Posted on November 12, 2013 By Art Feierman
The aging Darkchip3 IN82 is one of the weaker performers in this class, in terms of black levels, but it does extremely well on shadow detail. Black levels definitely fall short of the BenQ W20000. The good news is that the IN82 – despite being sold only through local dealers, is one of the least expensive in this class.
Oh dear! If only the IN83 had really great black levels. It sure has just about everything else in terms of picture quality, but black levels, while not bad, are definitely its weakness. It’s no match at all in black levels for the best projectors in this class – especially the JVCs, which reign supreme. Despite black levels that are so-so for this group, it’s one fine projector. Shadow detail, I should note, is excellent, an InFocus trademark.

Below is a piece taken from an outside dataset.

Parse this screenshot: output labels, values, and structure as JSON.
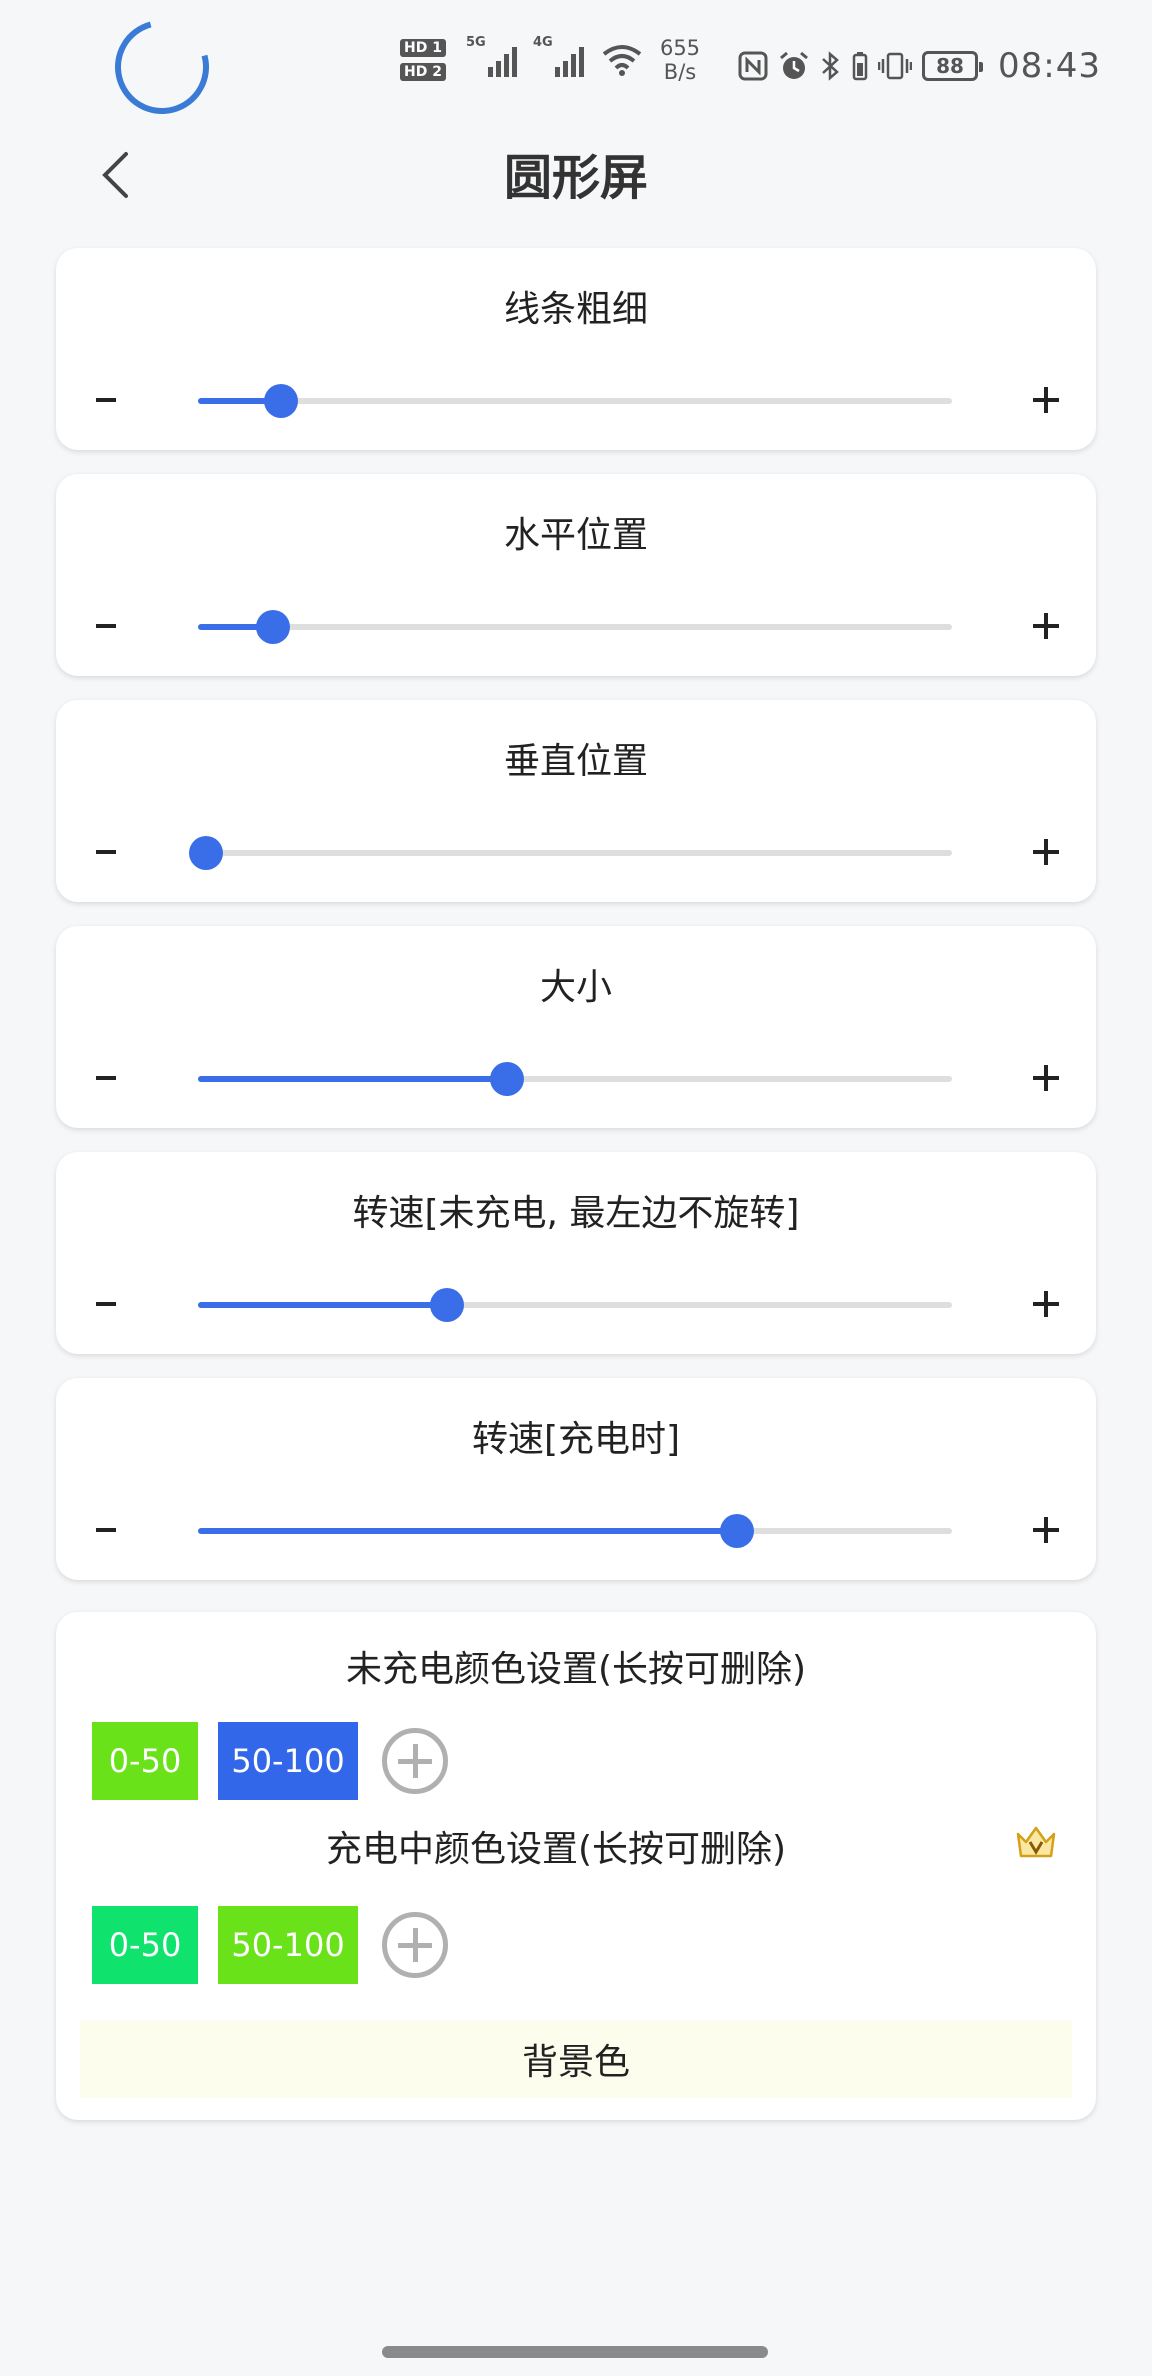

My personal take is that someone at InFocus engineering (or management) should be shot, for not adding a dynamic iris to the IN83. The extra black level performance that a good dynamic iris should add, might well have allowed the IN83 to seriously compete for the top Best In Class award in this report.
OK, last year in our report, the RS2, and RS1 had the best black levels of any projectors reviewed. The RS2 simply blew away the competition, with only the RS1, and close behind, the Sony VW60, even coming close. So, what could we expect from the RS10? The answer is, pretty much what one would guess. The RS10’s black levels are just slightly better than the RS1’s, not enough to be of significance, and the RS10 still isn’t a match for the RS2, or its replacement, the RS20. Still, nothing like coming in second, losing out only to your own top of the line projector. When it comes to shadow detail, the DLA-RS10 does a very good job. I suspect that the older RS1 has a slight edge over the RS10 in terms of shadow detail, but, it’s a moot point. The combination of the RS10’s black levels and shadow detail make for a great combination only bested by the RS20.
Building on what I said right above, let’s be clear. Nothing I’ve reviewed to date, can match the black levels of the RS20. The older RS2 comes closest. I’m completely sold on the RS20 in this regard, and it is a large part of the reason I purchased an RS20 for myself less than a month after I reviewed the RS20. Shadow details, while not the best, are close enough, as they say. The combination is stunning. I watch a lot of sci-fi, action, etc, and they tend to be dripping in dark scenes, sometimes dynamic ones, some times muted. It doesn’t matter what I throw at the JVC RS20, blacks are stellar. Even in bright scenes, it is easily noticeable that the blacks are darker than any of the competition. No projector is perfect, but it is truly the black level performance that has resulted in JVC’s top of the line projectors taking our top honors, two years in a row.
Making assumptions based on the rest o the HD8xxx series of Optoma projectors, black levels are likely near the bottom of the pack. I’d also guess that shadow details are less than stellar. That noted, I’ve consistently found that Optoma projectors have particularly rich dark colors, so that despite overall weakness in shadow detail, my best guess is that the HD8000-LV still manages to provide solid performance on dark scenes.
I was very impressed with the PD8150 projector overall. As one of the DLP projectors, I didn’t expect truly great black levels (on par, say, with the JVC’s), but, Planar has a very good dynamic iris in the PD8150. The end result is the best black levels of any of the DLP projectors we’ve tested, and one of only DLP projectors I really consider to be a UHC (ultra-high-contrast) model. In fact, the Planar, at its best, can likely match the JVC RS10, or at least come close. In mixed dark and bright scenes, where a dynamic iris is less effective, though, the RS10 would win handily.
The strong black level performance, combined with shadow detail I described as comparable to the excellent InFocus IN83, makes this the strongest of any of the DLP projectors, and a serious overall contender despite its high price, thus the Special Interest award (the other going to the significantly less expensive InFocus IN83).
The XV-Z20000 is another excellent DLP projector. Black levels are very impressive, and as I pointed out in the Sharp review, that it came close to the JVC RS1. (This Sharp is another one of those projectors that’s been around for a while.) I count the Z20000 as a UHC projector, despite the relatively low contrast claim (12,000:1), which if anything, is more of an indictment of relying on contrast specs. Shadow detail was very good, but hardly exceptional, falling a touch short of the older JVC RS1 as well. The reason the Sharp did not win an award isn’t due to performance in this area, but rather more related to low lumens, and high price tag.
© 2019 Projector Reviews (V0625)